• Your task:
Please give the count of lines below that include "COUNTIF" and leave out everything else.

• Data to process:

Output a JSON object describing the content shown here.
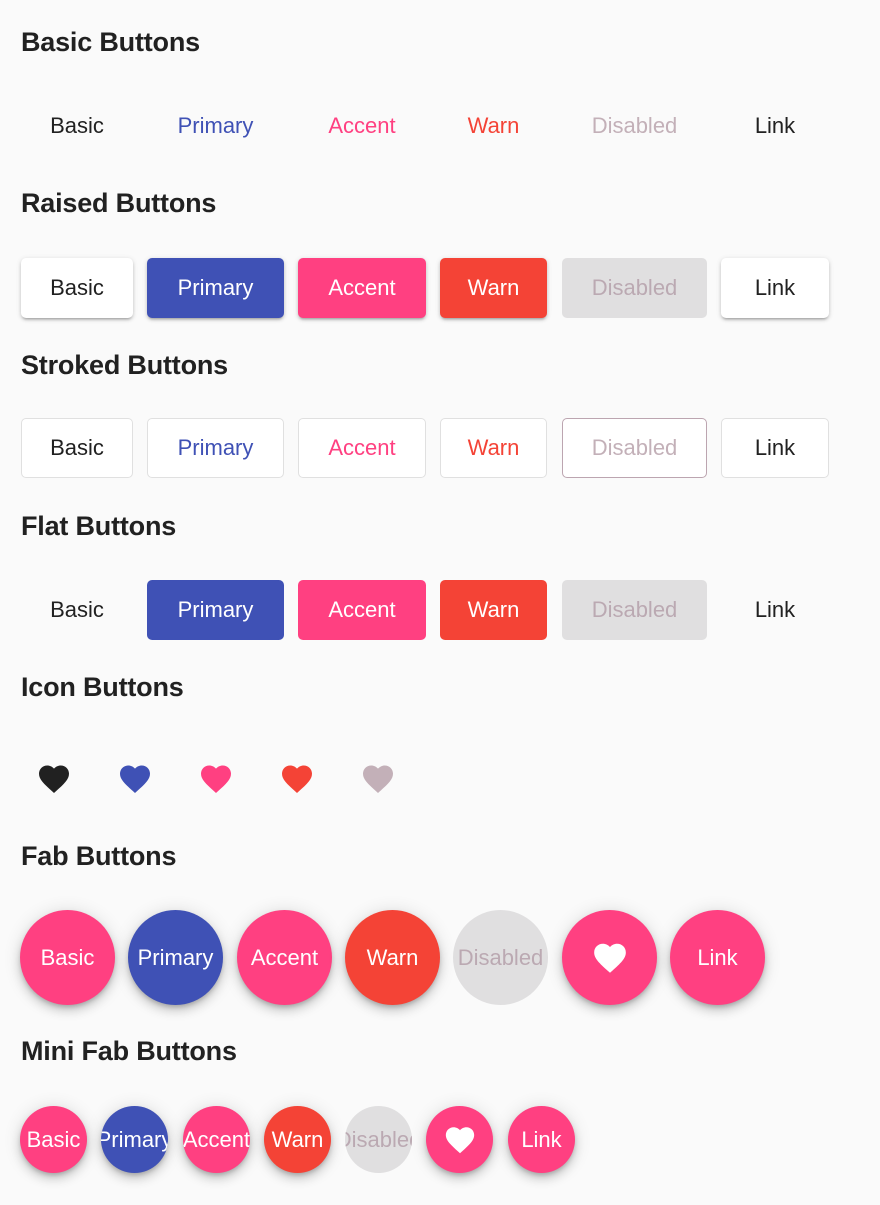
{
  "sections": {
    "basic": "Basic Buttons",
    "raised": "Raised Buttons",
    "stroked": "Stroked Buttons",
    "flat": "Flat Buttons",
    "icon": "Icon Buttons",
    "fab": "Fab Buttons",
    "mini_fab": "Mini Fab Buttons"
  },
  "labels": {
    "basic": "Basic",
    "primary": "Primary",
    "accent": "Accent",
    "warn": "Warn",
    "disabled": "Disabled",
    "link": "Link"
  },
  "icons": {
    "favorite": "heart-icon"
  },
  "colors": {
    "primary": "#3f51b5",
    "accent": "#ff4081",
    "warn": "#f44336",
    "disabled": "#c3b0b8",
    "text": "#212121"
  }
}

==

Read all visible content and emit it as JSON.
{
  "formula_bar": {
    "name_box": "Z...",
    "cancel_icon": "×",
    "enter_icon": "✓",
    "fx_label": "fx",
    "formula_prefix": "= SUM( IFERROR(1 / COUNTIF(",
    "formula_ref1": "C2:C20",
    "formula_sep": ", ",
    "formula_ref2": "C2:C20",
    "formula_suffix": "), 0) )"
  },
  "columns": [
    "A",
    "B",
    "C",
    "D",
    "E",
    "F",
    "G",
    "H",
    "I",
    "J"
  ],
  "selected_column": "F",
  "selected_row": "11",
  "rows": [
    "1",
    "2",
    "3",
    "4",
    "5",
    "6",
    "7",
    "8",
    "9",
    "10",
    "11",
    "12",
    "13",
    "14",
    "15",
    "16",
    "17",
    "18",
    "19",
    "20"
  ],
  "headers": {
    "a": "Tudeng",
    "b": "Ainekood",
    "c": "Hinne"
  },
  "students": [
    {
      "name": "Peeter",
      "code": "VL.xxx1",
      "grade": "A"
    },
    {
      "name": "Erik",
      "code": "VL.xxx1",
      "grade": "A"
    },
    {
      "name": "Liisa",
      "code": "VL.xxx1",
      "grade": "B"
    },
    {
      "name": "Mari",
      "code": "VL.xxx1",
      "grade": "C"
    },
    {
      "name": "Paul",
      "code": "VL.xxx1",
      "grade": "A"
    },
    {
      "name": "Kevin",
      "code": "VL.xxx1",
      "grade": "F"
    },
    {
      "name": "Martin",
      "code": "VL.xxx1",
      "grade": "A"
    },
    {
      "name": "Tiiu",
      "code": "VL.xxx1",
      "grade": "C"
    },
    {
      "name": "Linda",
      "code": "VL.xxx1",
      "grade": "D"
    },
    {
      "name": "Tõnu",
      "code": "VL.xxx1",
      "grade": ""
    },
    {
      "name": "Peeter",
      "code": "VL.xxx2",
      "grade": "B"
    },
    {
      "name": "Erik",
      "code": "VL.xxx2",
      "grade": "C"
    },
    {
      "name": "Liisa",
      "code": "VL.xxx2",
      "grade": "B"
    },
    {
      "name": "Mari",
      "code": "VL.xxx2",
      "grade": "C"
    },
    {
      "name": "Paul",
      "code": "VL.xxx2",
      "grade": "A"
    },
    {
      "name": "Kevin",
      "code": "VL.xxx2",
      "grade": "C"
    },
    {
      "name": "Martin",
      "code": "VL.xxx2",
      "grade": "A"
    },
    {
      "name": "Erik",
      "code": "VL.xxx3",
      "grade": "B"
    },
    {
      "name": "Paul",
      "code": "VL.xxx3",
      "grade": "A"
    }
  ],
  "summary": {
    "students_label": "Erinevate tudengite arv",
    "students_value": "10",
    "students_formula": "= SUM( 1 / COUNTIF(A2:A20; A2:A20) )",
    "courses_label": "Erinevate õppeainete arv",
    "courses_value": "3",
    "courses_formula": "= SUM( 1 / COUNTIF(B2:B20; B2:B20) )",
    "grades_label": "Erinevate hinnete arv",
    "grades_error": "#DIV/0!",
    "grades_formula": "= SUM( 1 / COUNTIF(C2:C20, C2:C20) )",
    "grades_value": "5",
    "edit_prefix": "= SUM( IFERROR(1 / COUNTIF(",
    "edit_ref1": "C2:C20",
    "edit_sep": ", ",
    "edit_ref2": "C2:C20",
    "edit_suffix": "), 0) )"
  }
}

• Solution to this exercise:
5